Sibling Grief - Have We Forgotten Them?
by Maureen Hunter
by Maureen Hunter
The broken pieces of my heart came out with my tears as I thought of you...Bonnie Hutchins
This article was inspired by my daughter Bonnie, whose idea it was for me to write about sibling grief. Instead I decided to interview her and here I share her heartfelt and inspiring responses to what it means for her to lose a brother. She describes herself as one of the forgotten bereaved.
Bonnie, can you tell me briefly the circumstances surrounding the loss of your brother?
I got a phone call early on a Saturday morning telling me Stuart had been in a car accident. My first reaction was to worry but I remember thinking, "At worst he will have broken his leg".
I met family at the hospital and saw Stuart, I knew in that moment he would die. From then on I concentrated all my energy on looking after Stuart and doing what was best for him. 5 days later we turned off his life support.
How did that loss impact on your life?
It changed a lot in how I viewed things. I found it much harder to be sympathetic or understanding to what I felt as being trivial worries. Compared to losing Stuart, everyone else's problems felt trivial. In time I have become more understanding of grief, people's own pain at loss and how I deal with certain problems. Before Stuart died I was not confident in my abilities to be a strong and confident person. In losing him I realized if I can deal with that, I can deal with anything.
What did you find most helpful or comforting to you during that early time of grief?
For me, I concentrated on other things. I had a young daughter so struggled to deal with my grief. Instead I found life motoring on without really allowing myself to grieve. I found practical things helped most. Keeping and putting up lots of photos of him, talking with friends and I even ordered his medical records to look over. This would not help everyone, but it helped me to know my decision to fight for Stuart's life support being turned off was the right one. It was. Even now, 4 years later, I know deep down that how I have grieved was not the most productive, and I often feel the need to grieve. The time will come, for now I feel content that I grieved how I could, and best I could at the time.
What did you find least helpful or caused you additional worry or distress?
After a time, certain things added to my sadness. Milestones, seeing others little brothers grow up and even simple TV shows I couldn't watch. They are all things I have learnt to adjust to. A lot of how I grieve is in private so sometimes I felt bombarded with it all. People asking how I was? Or in fact, forgetting me altogether and just asking how mum and dad were. As a sibling, you do sometimes get forgotten in it all.

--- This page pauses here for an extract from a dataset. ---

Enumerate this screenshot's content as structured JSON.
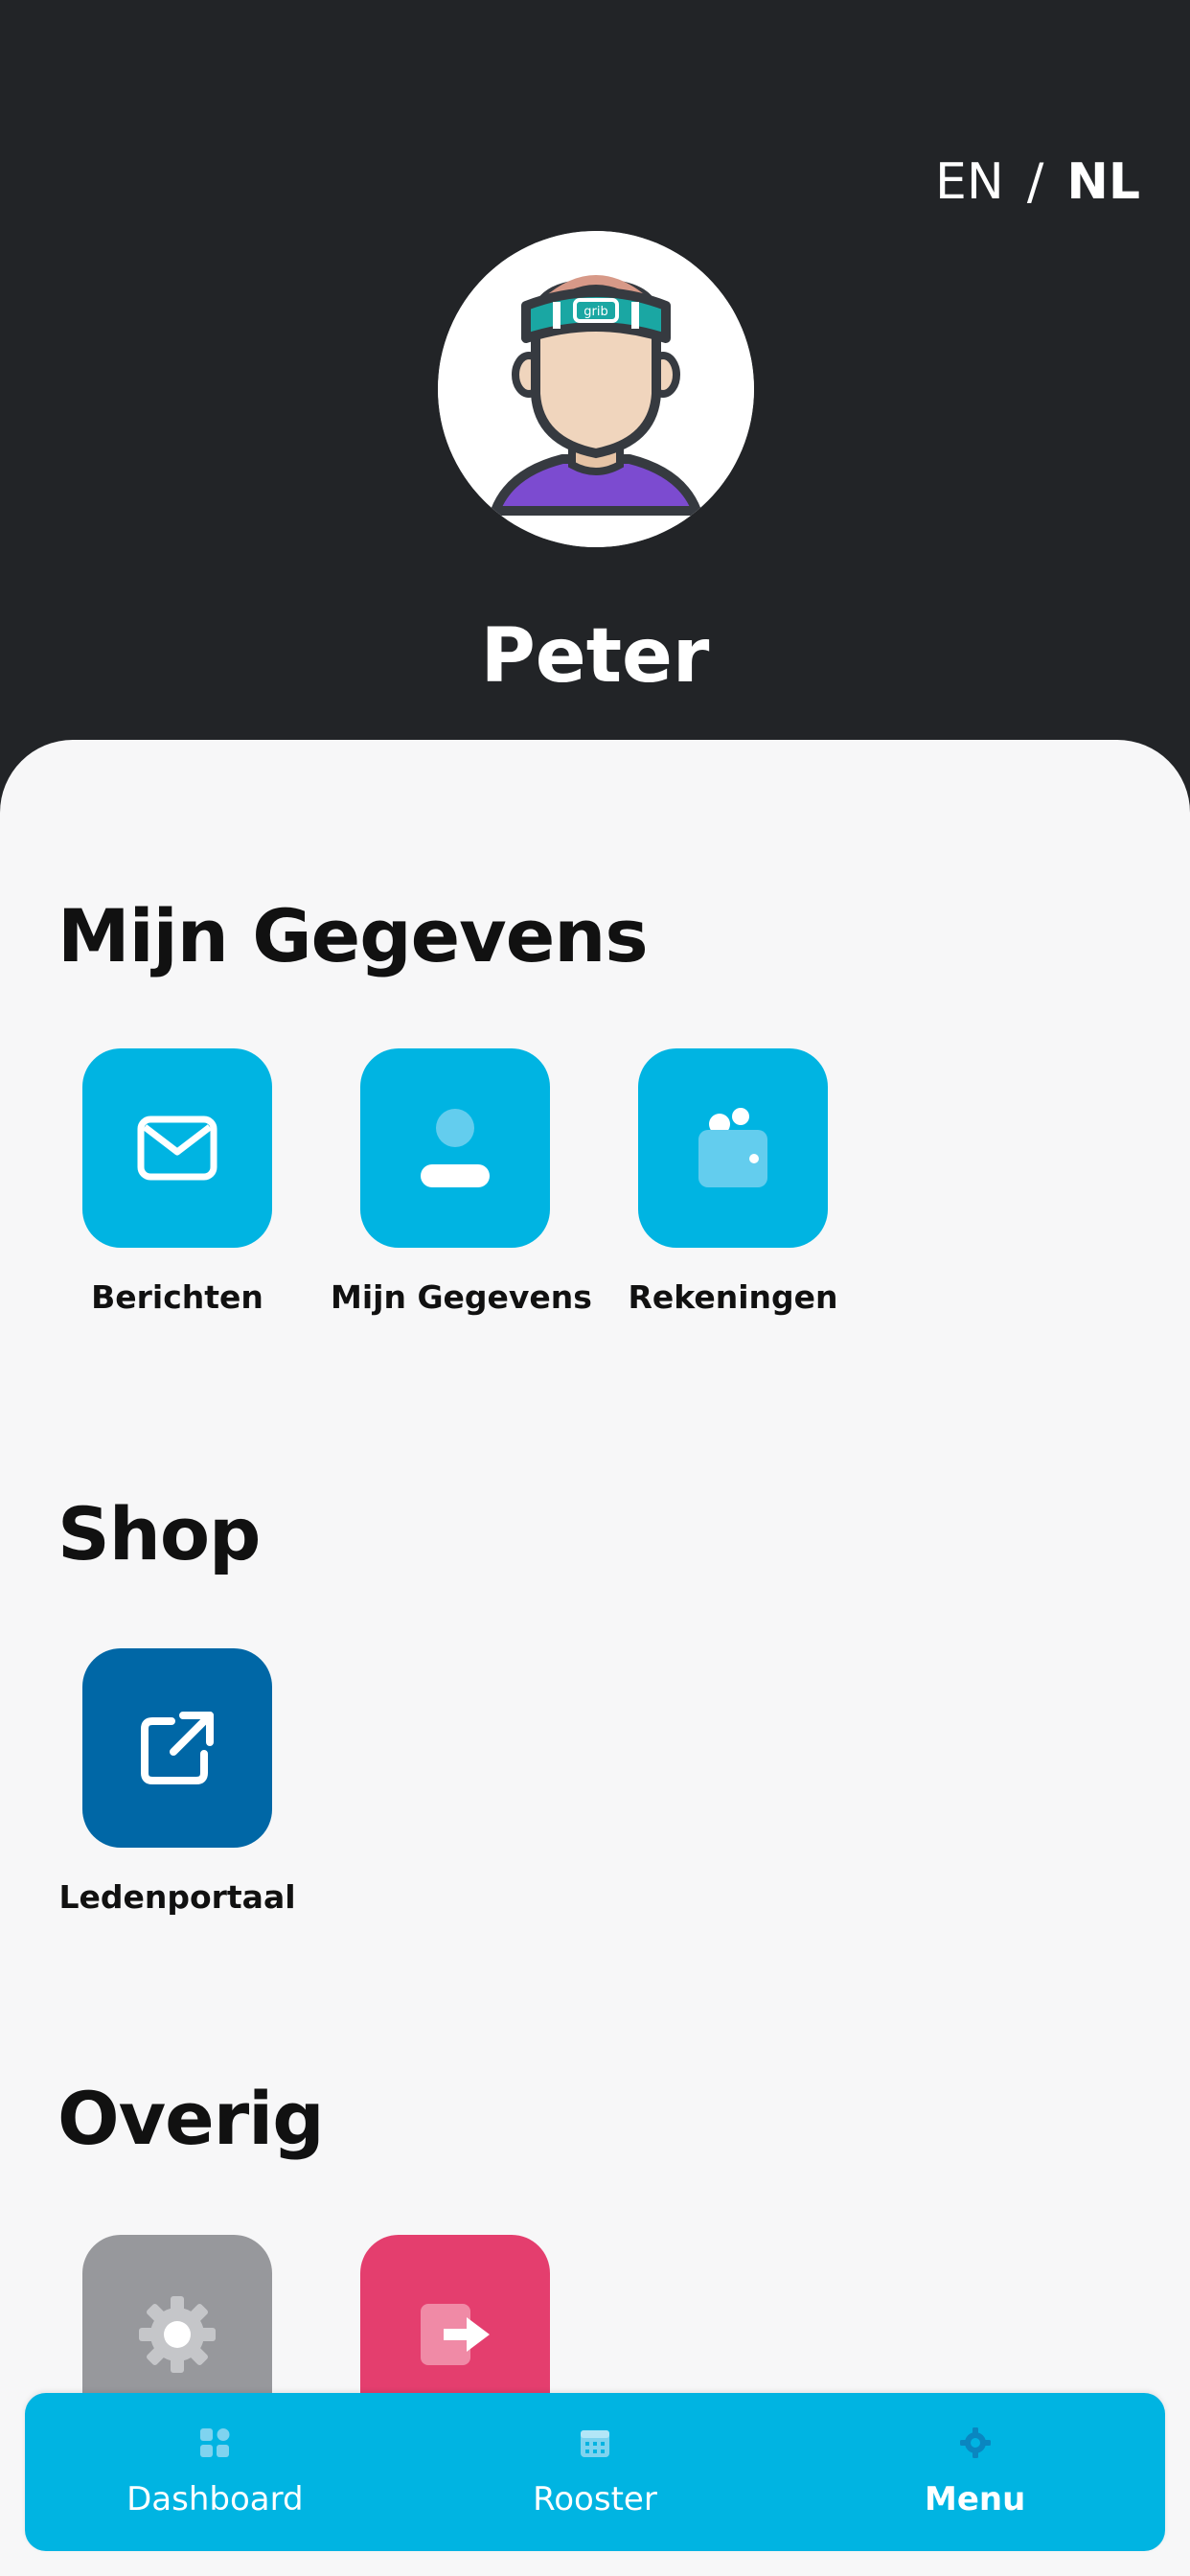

Was there one aspect of grieving you found particularly difficult?
I had a lot of guilt. As a sibling, quite often the love is unspoken. I felt tremendous guilt about how I had treated my younger brother. I teased him growing up and I felt so guilty about it. Also guilty that I didn't call him enough see him enough or support him enough. All of which I see now as completely normal. When a sibling dies you automatically feel you didn't see them enough, or speak to them enough or perhaps you treated them badly. You didn't. You just had a normal sibling relationship, only now, you have been cursed with hindsight. That's another reason why I tell my loved ones I love them almost whenever I think it. I don't want the feeling of "should have" again.

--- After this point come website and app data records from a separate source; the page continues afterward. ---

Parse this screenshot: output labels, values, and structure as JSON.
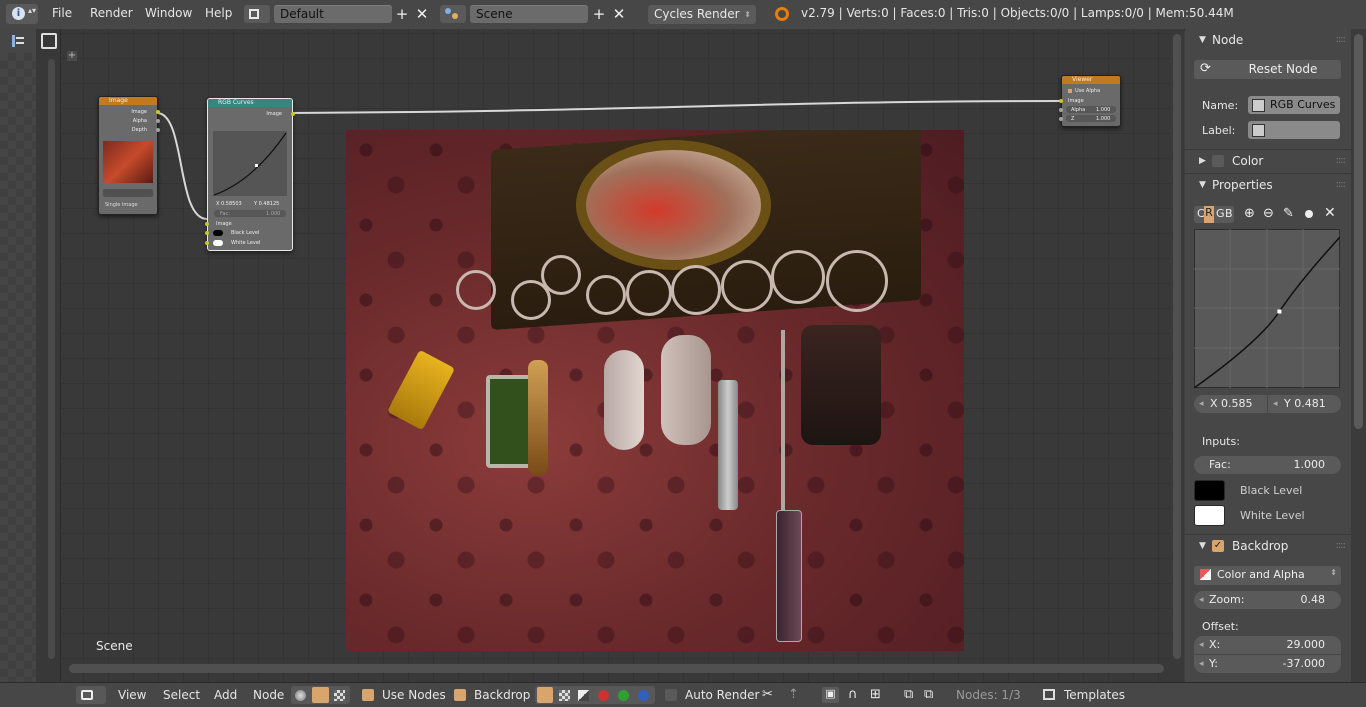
{
  "topbar": {
    "menus": [
      "File",
      "Render",
      "Window",
      "Help"
    ],
    "layout": "Default",
    "scene": "Scene",
    "engine": "Cycles Render",
    "stats": "v2.79 | Verts:0 | Faces:0 | Tris:0 | Objects:0/0 | Lamps:0/0 | Mem:50.44M"
  },
  "editor": {
    "scene_label": "Scene",
    "nodes": {
      "image": {
        "title": "Image",
        "outputs": [
          "Image",
          "Alpha",
          "Depth"
        ],
        "mode": "Single Image"
      },
      "rgb_curves": {
        "title": "RGB Curves",
        "output": "Image",
        "x": "X 0.58503",
        "y": "Y 0.48125",
        "fac_label": "Fac:",
        "fac_value": "1.000",
        "inputs": [
          "Image",
          "Black Level",
          "White Level"
        ]
      },
      "viewer": {
        "title": "Viewer",
        "use_alpha": "Use Alpha",
        "input": "Image",
        "alpha_label": "Alpha",
        "alpha_value": "1.000",
        "z_label": "Z",
        "z_value": "1.000"
      }
    }
  },
  "panel": {
    "node_header": "Node",
    "reset_node": "Reset Node",
    "name_label": "Name:",
    "name_value": "RGB Curves",
    "label_label": "Label:",
    "label_value": "",
    "color_header": "Color",
    "properties_header": "Properties",
    "channels": [
      "C",
      "R",
      "G",
      "B"
    ],
    "active_channel": "R",
    "curve_x": "X 0.585",
    "curve_y": "Y 0.481",
    "curve_point": [
      0.585,
      0.481
    ],
    "inputs_label": "Inputs:",
    "fac_label": "Fac:",
    "fac_value": "1.000",
    "black_level": "Black Level",
    "white_level": "White Level",
    "backdrop_header": "Backdrop",
    "backdrop_mode": "Color and Alpha",
    "zoom_label": "Zoom:",
    "zoom_value": "0.48",
    "offset_label": "Offset:",
    "offset_x_label": "X:",
    "offset_x": "29.000",
    "offset_y_label": "Y:",
    "offset_y": "-37.000"
  },
  "bottombar": {
    "menus": [
      "View",
      "Select",
      "Add",
      "Node"
    ],
    "use_nodes": "Use Nodes",
    "backdrop": "Backdrop",
    "auto_render": "Auto Render",
    "nodes_count": "Nodes: 1/3",
    "templates": "Templates"
  },
  "colors": {
    "accent": "#d8a66d",
    "node_header_image": "#c07a1f",
    "node_header_curves": "#39847c",
    "socket_yellow": "#c7c729",
    "socket_grey": "#a1a1a1"
  }
}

Grieving is acceptance. A lot of that is accepting the sibling relationship you had for what it was and knowing you loved them and even if it was unspoken, they loved you too. Once I truly accepted that our relationship was what it was and we did our best at the time, and once I accepted Stuart knew I loved him (which all siblings I feel have a knowing of) I was on the road to being content again.
Do you feel the loss of your brother has changed you or how you view life, if so in what way?
Yes, very much so. I look at losing my brother and its accompanying grief as sort of a disease, like diabetes. You can treat it, but it's not curable. Grief and the loss are always with you, but you find ways to "treat" it. Losing my brother is a big part of who I am and how I got where I am. I love the people I love more, and make sure to tell them more. I appreciate the simple joys in life, whereas before he died, I know I took them for granted. I have a deep understanding of my own strength now, and the strength of our family. To go through the loss of someone so special changes you, and for a family to come through and survive loss, makes them closer. It did for us anyway.
What do you think has helped you most in your grief overall?
Support and Understanding - I remember feeling sorry for my friends and extended family because they simply had no idea how to help or what to say. Then there were the people who didn't say anything. If I cried, they just hugged me. If I needed to talk they just listened. A grieving person doesn't need much, just to know they are not alone. I got a lot of that and it helped the most.
I also found my own way to honor him. I got his name tattooed on my wrist, have a special Xmas ornament to bring out every year, so he is with us. And I make sure my daughters know of him and recognize his continued importance in my life, and theirs.
What would you say to someone else who is dealing with the loss of a brother or sister?
Grieve how you can. If you don't feel ready to cry but want to scream, that's ok.
Talk to your other sibling if you have one. They understand.
Don't be forgotten. If you need help or need a hug, you still have your parents and you are still their child. Tell them.
Do special things. Write down your favorite memories. Put up photos. Plant a tree. Get a memorial tattoo. Whatever makes you feel they are close to you...they are.